On the Complex Relationship between Meditation and Productivity

With the great Black Friday deals at Amazon and other bookstores around it is now time to order the most inspiring books on your bucket list by the holidays. I am very much looking forward to having the time to catch up on reading.

My most recent purchases for this upcoming holiday season include books on the several aspects of meditation, mindfulness and creativity.

With meditation and mindfulness having become popular and widely researched practices, there is an abundance of great literature as well as excellent, in-depth online content available on these topics. Reflecting on the main purpose behind meditation and mindfulness practice, however, should perhaps be highlighted more in these sources – and reflected on in-depth by anyone who has an interest in these topics.

Charlie Amberlan, the founder of @dailyzen Twitter account, has written a great article on this issue called “The Real Benefit of Meditation”.

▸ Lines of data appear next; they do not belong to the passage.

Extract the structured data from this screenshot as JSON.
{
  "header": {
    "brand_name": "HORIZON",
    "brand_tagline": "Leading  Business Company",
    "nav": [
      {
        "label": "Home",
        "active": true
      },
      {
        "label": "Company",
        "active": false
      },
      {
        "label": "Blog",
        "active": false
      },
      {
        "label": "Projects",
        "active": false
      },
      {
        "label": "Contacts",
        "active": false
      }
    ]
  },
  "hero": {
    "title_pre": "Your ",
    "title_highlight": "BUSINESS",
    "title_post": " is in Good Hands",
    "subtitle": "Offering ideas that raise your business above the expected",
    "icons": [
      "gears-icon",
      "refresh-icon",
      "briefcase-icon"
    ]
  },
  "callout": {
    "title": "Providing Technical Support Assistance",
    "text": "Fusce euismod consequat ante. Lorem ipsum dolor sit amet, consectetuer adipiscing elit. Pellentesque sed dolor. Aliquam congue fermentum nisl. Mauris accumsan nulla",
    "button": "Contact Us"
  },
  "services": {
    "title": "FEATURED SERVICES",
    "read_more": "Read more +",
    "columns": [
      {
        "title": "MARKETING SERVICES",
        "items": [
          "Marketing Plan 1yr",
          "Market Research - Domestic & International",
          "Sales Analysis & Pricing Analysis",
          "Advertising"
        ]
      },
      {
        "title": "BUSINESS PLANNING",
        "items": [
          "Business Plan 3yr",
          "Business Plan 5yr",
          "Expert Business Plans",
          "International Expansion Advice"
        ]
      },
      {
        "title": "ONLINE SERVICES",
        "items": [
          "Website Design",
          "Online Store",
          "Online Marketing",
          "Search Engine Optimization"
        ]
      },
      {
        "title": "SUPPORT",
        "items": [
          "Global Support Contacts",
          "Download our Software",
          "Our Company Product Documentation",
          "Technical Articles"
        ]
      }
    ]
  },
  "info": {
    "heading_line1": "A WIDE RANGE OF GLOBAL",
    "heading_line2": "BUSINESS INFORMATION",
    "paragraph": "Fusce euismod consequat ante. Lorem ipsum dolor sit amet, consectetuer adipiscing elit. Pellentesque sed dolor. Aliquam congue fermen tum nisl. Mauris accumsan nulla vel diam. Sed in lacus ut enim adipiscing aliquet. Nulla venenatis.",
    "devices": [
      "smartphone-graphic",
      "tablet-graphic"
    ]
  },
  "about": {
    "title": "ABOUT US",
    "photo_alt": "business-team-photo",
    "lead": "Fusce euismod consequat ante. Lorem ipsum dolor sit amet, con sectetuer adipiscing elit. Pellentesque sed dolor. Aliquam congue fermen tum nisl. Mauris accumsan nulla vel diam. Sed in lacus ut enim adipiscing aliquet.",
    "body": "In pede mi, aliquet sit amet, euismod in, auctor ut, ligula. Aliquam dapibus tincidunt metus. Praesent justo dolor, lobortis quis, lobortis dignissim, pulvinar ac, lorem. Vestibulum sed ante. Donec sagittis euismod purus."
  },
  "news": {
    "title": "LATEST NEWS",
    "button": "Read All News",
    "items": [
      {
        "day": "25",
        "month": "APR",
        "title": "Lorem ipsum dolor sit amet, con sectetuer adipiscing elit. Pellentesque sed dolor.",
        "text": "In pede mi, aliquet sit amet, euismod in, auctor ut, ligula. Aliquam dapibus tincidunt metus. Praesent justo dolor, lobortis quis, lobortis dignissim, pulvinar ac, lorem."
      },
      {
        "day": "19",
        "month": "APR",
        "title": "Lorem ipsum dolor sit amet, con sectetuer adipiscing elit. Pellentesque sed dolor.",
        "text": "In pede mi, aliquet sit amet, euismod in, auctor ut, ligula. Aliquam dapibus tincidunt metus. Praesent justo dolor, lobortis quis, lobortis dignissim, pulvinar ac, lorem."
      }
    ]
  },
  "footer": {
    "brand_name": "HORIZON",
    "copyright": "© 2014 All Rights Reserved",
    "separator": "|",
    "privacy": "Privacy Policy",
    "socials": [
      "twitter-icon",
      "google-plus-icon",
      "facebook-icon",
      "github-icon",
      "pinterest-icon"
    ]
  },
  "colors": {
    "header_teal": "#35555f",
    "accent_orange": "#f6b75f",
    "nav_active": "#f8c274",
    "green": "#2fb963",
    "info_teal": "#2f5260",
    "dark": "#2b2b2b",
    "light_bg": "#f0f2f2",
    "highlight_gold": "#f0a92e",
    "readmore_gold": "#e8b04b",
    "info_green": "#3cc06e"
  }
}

Amberlan describes the relationship between meditation and late capitalism as follows: “At some point during the strange confluence of “self-improvement” ideas of the 20th and 21st centuries, Zen became tied in with the cult of productivity. Meditation is often sold as a cure to the modern worker’s ailments— lack of focus, lack of creativity, lack of organization.” Much of this is obvious by the related literature and online content.

The clarity and calmness that one achieves during meditation has many benefits, of course, like Amberlan also states in his article. But what is meditation, then, in its essence, besides experiencing the crystal clear state of mind ultimately achieved by the means of it?

In Amberlan’s view we are in danger of bypassing the original purpose of meditation. “Meditation is an easy sell to companies and workers because it makes you a better person”, Amberlan states, and continues: “But it improves you through detaching you from desires, attachments, and the need to improve.” It is exactly the detachment of these structures of our minds that makes us transcend our prior capabilities. In Amberlan’s words: “In detaching from notions of superiority, you become superior.”

The bottom line is that “basic professional or creative benefits are merely surface-level symptoms of the deeper changes that occur in the mind of the person who meditates every day”, says Amberlan.

Accordingly, Amberlan encourages to “stop practicing spirituality as a way towards productivity or as a means to an end”. Amberlan continues: “The whole point is that it is a means to itself. In doing it for its own sake, you learn to live for its own sake.”

The surface-level secondary goals seem to dominate the thoughts of many of those practitioners who are above all focused on improving their performance at work via the means of meditation or mindfulness.

I firmly believe that ultimately the goal and purpose of meditation and mindfulness practice should be to eventually transcend these more mundane goals. And I believe, like Amberlan, that achieving a superiorly clear and calm state of mind means that the practitioner is focused on applying spirituality in most, if not every aspect of their lives.

Read the full article by Charlie Amberlan, “The Real Benefit of Meditation”:



Read and join in to follow Daily Zen on Twitter: https://twitter.com/dailyzen

About Meditation and Mindfulness

I thought today I’d take a minute or two to talk about meditation and mindfulness.

Many people immediately associate mindfulness with deep insight meditation, which starts by focusing on the breath. However, mindfulness can be about many other things besides that.

A number of well-known companies, Apple and Google as perhaps the most prominent examples, are now implementing mindfulness programs for their employees. In the meanwhile, our organization is currently participating in a large-scale research project on practicing compassion at the workplace.

My interest in this subject matter, mindfulness and compassion, sparked over 10 years ago when I was visiting Tibet. The trip was extraordinary. Getting to know the political situation in the Himalayas as well as immersing in the rich culture of the Tibetans made me, eventually, take up spiritual practice. By this I do not mean that I am particularly religious, but rather that I attempt to simply apply some methods of spirituality in my everyday life.

As it is, like many of us, I am currently leading a fairly busy life. Over the years, having also suffered from this situation from time to time, I have come to realize the need of incorporating some mindfulness principles into my daily life.

It is not always easy. To begin with, meditation is perhaps not the best method of mindfulness nor relaxation for me. But the idea of doing nothing and simply focusing on the moment can and perhaps should be applied whether or not one assumes the correct posture. Like most people do, I find that taking small breaks during the workday makes me more productive and reduces stress. And likewise, fully focusing on one subject or task at a time certainly helps in getting the best result.

At home, I have a few reminders of paying attention to mindfulness around. One of these is a thangka. For those that are not familiar with the term, a thangka is basically a traditional Buddhist painting, originally created for meditation purposes, as an aid for meditation. Even though I find meditation to be too hard for me, the thangka is a constant reminder of the importance of spiritual practice.

Not every method works for everyone. That is why I decided to seek for a concise list of different ways to practice mindfulness at the workplace online to add to this post, and found this one by Laura Vanderkam. Some good starting points for the journey towards mindfulness by Laura are listed in her article below.